The campaign, used nationwide, is called “Click It or Ticket” and proved that thousands of people in Colorado alone didn’t click it and did, in fact, get a ticket. According to local sources, more than 8,000 traffic tickets related to seat belt violations were issued during the short period of the campaign.
What’s the purpose of the campaign?
Safety advocates and law enforcement claim that focusing on seat belt and child restraint behaviors motivates drivers and passengers to see how important buckling up is regarding saving lives. If that is the case, then Colorado residents got exactly 8,105 reminders (in the form of tickets) about the life-saving effects of seat belts.
Critics question the campaign and seat belt laws for adults in general. Some wonder whether the honest motivation for law enforcement is actually safety or money. According to sources, a ticket for not wearing a seat belt costs at least $65. A ticket for not properly restraining a child is $82.
Sources report that more than 500 tickets were issued as a result of unrestrained kids. Combine that with the 7,000 plus number of unrestrained adult tickets and it adds up to a significant amount of money for the state.
What do you think about seat belt and child restraint laws in the state? Too strict? Not strict enough?

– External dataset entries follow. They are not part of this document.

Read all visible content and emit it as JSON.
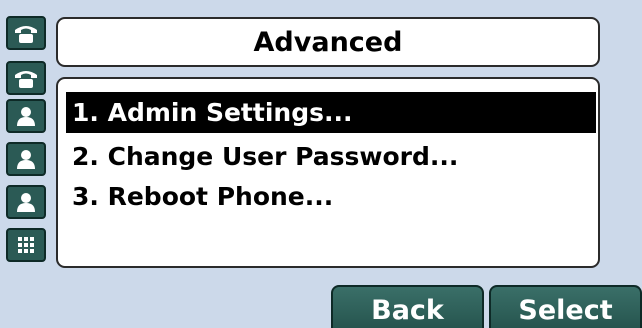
{
  "title": "Advanced",
  "menu": {
    "items": [
      {
        "label": "1. Admin Settings...",
        "selected": true
      },
      {
        "label": "2. Change User Password...",
        "selected": false
      },
      {
        "label": "3. Reboot Phone...",
        "selected": false
      }
    ]
  },
  "softkeys": {
    "back": "Back",
    "select": "Select"
  },
  "line_keys": [
    {
      "icon": "phone-handset-icon"
    },
    {
      "icon": "phone-handset-icon"
    },
    {
      "icon": "contact-person-icon"
    },
    {
      "icon": "contact-person-icon"
    },
    {
      "icon": "contact-person-icon"
    },
    {
      "icon": "dialpad-icon"
    }
  ],
  "colors": {
    "screen_background": "#ccd9ea",
    "key_green": "#2b5a55",
    "selection": "#000000"
  }
}
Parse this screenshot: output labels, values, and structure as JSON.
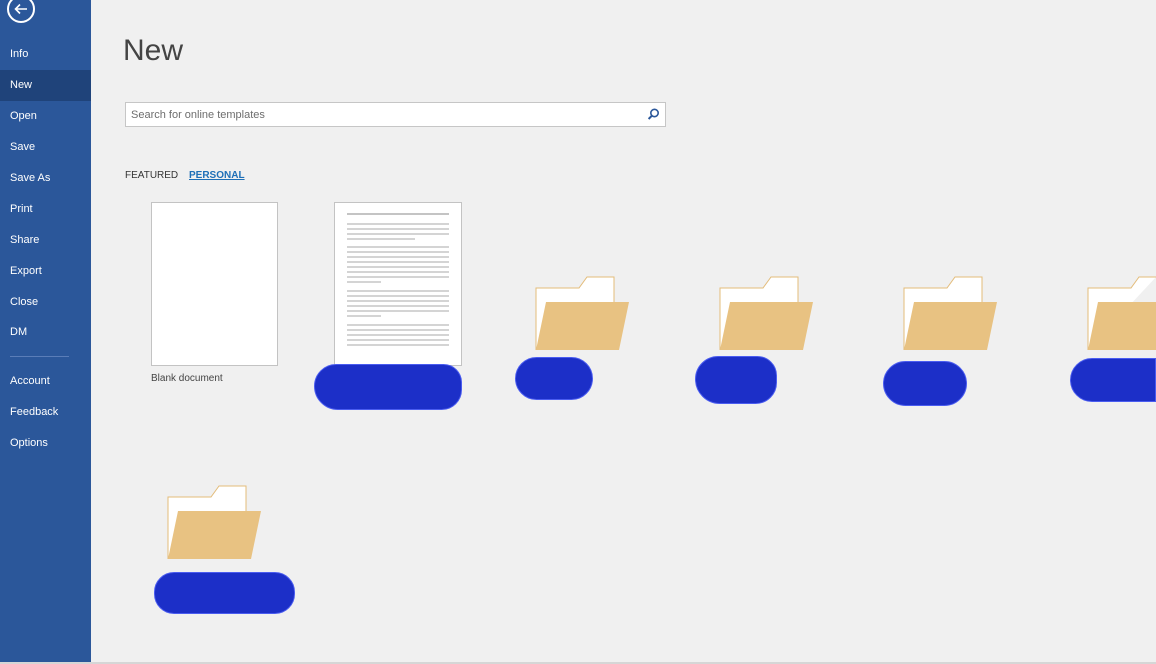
{
  "sidebar": {
    "items": [
      {
        "label": "Info"
      },
      {
        "label": "New"
      },
      {
        "label": "Open"
      },
      {
        "label": "Save"
      },
      {
        "label": "Save As"
      },
      {
        "label": "Print"
      },
      {
        "label": "Share"
      },
      {
        "label": "Export"
      },
      {
        "label": "Close"
      },
      {
        "label": "DM"
      },
      {
        "label": "Account"
      },
      {
        "label": "Feedback"
      },
      {
        "label": "Options"
      }
    ]
  },
  "main": {
    "title": "New",
    "search": {
      "placeholder": "Search for online templates",
      "value": ""
    },
    "tabs": [
      {
        "label": "FEATURED"
      },
      {
        "label": "PERSONAL"
      }
    ],
    "templates": [
      {
        "label": "Blank document"
      }
    ]
  },
  "colors": {
    "sidebar_bg": "#2b579a",
    "sidebar_active": "#1f437a",
    "page_bg": "#f0f0f0",
    "accent_link": "#1e6fb7",
    "folder_fill": "#e8c282",
    "redaction": "#1c2fc8"
  },
  "icons": {
    "back": "back-arrow-icon",
    "search": "search-icon",
    "folder": "folder-icon"
  }
}
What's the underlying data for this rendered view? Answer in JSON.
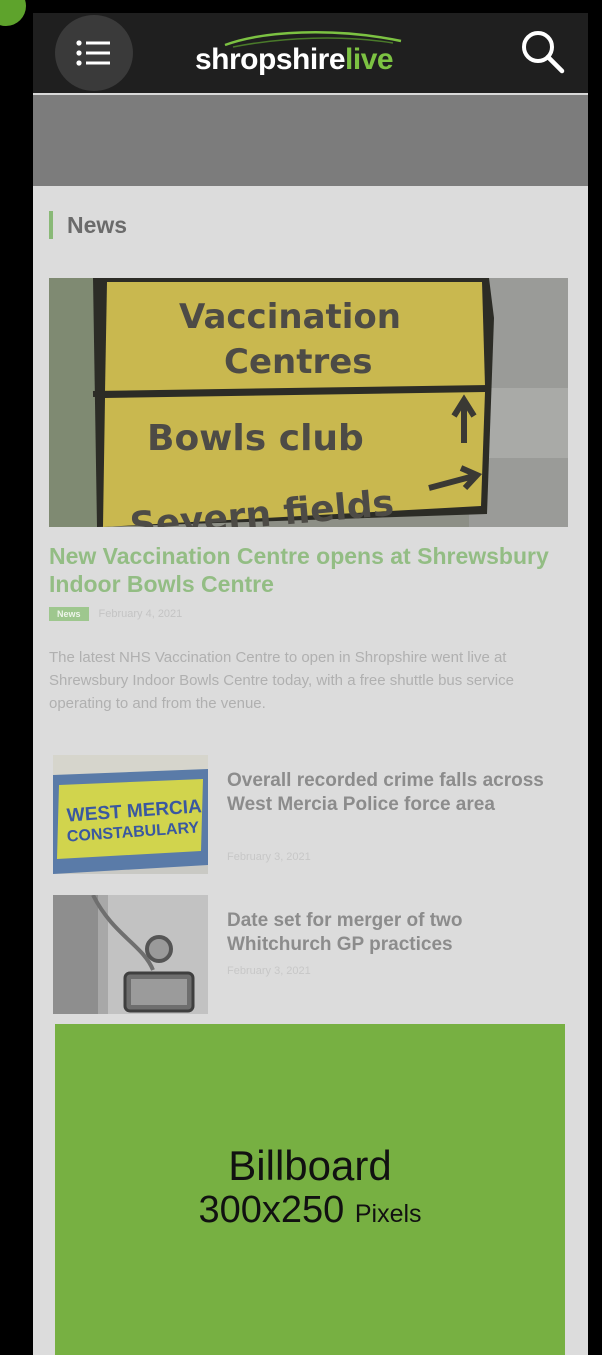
{
  "header": {
    "logo_text_white": "shropshire",
    "logo_text_green": "live",
    "menu_icon": "menu-icon",
    "search_icon": "search-icon"
  },
  "section": {
    "heading": "News"
  },
  "hero": {
    "image_sign_lines": [
      "Vaccination",
      "Centres",
      "Bowls club",
      "Severn fields"
    ],
    "title": "New Vaccination Centre opens at Shrewsbury Indoor Bowls Centre",
    "tag": "News",
    "date": "February 4, 2021",
    "excerpt": "The latest NHS Vaccination Centre to open in Shropshire went live at Shrewsbury Indoor Bowls Centre today, with a free shuttle bus service operating to and from the venue."
  },
  "articles": [
    {
      "thumb_text_1": "WEST MERCIA",
      "thumb_text_2": "CONSTABULARY",
      "title": "Overall recorded crime falls across West Mercia Police force area",
      "date": "February 3, 2021"
    },
    {
      "title": "Date set for merger of two Whitchurch GP practices",
      "date": "February 3, 2021"
    }
  ],
  "billboard": {
    "line1": "Billboard",
    "line2": "300x250",
    "line2_small": "Pixels"
  },
  "colors": {
    "header_bg": "#1f1f1f",
    "brand_green": "#7cc242",
    "billboard_green": "#77b042",
    "accent_title": "#93bd84"
  }
}
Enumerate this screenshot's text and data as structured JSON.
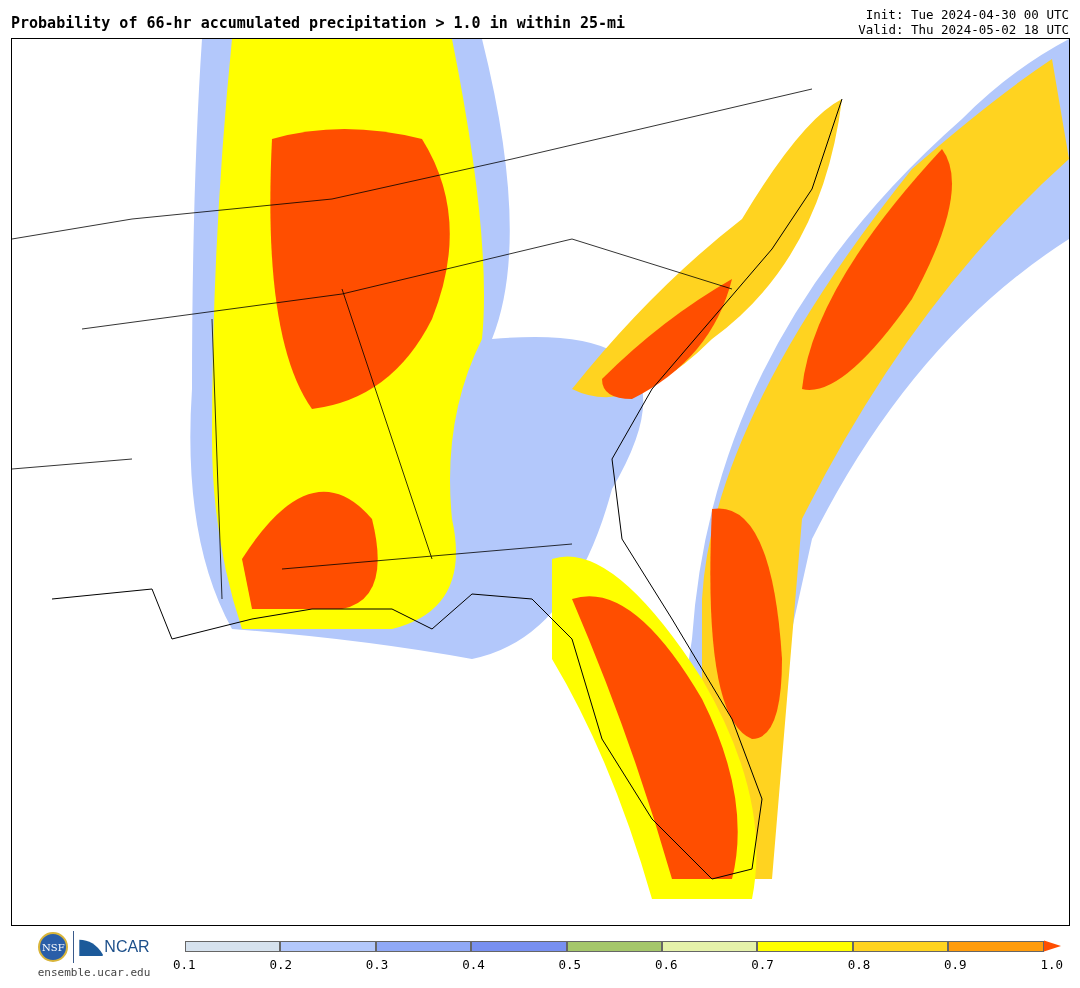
{
  "title": "Probability of 66-hr accumulated precipitation > 1.0 in within 25-mi",
  "init": "Init: Tue 2024-04-30 00 UTC",
  "valid": "Valid: Thu 2024-05-02 18 UTC",
  "footer": {
    "emblem_text": "NSF",
    "logo_text": "NCAR",
    "url": "ensemble.ucar.edu"
  },
  "colorbar": {
    "segments": [
      {
        "color": "#d6e2ee"
      },
      {
        "color": "#b3c8fb"
      },
      {
        "color": "#90a9f6"
      },
      {
        "color": "#7890f1"
      },
      {
        "color": "#a5c76b"
      },
      {
        "color": "#e5f2aa"
      },
      {
        "color": "#ffff00"
      },
      {
        "color": "#ffd320"
      },
      {
        "color": "#ff9c0c"
      }
    ],
    "extend": {
      "color": "#ff4e00"
    },
    "ticks": [
      "0.1",
      "0.2",
      "0.3",
      "0.4",
      "0.5",
      "0.6",
      "0.7",
      "0.8",
      "0.9",
      "1.0"
    ]
  }
}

KKTV: “Colorado Drivers Get Costly Reminder To Buckle Up,” 16 Jun. 2011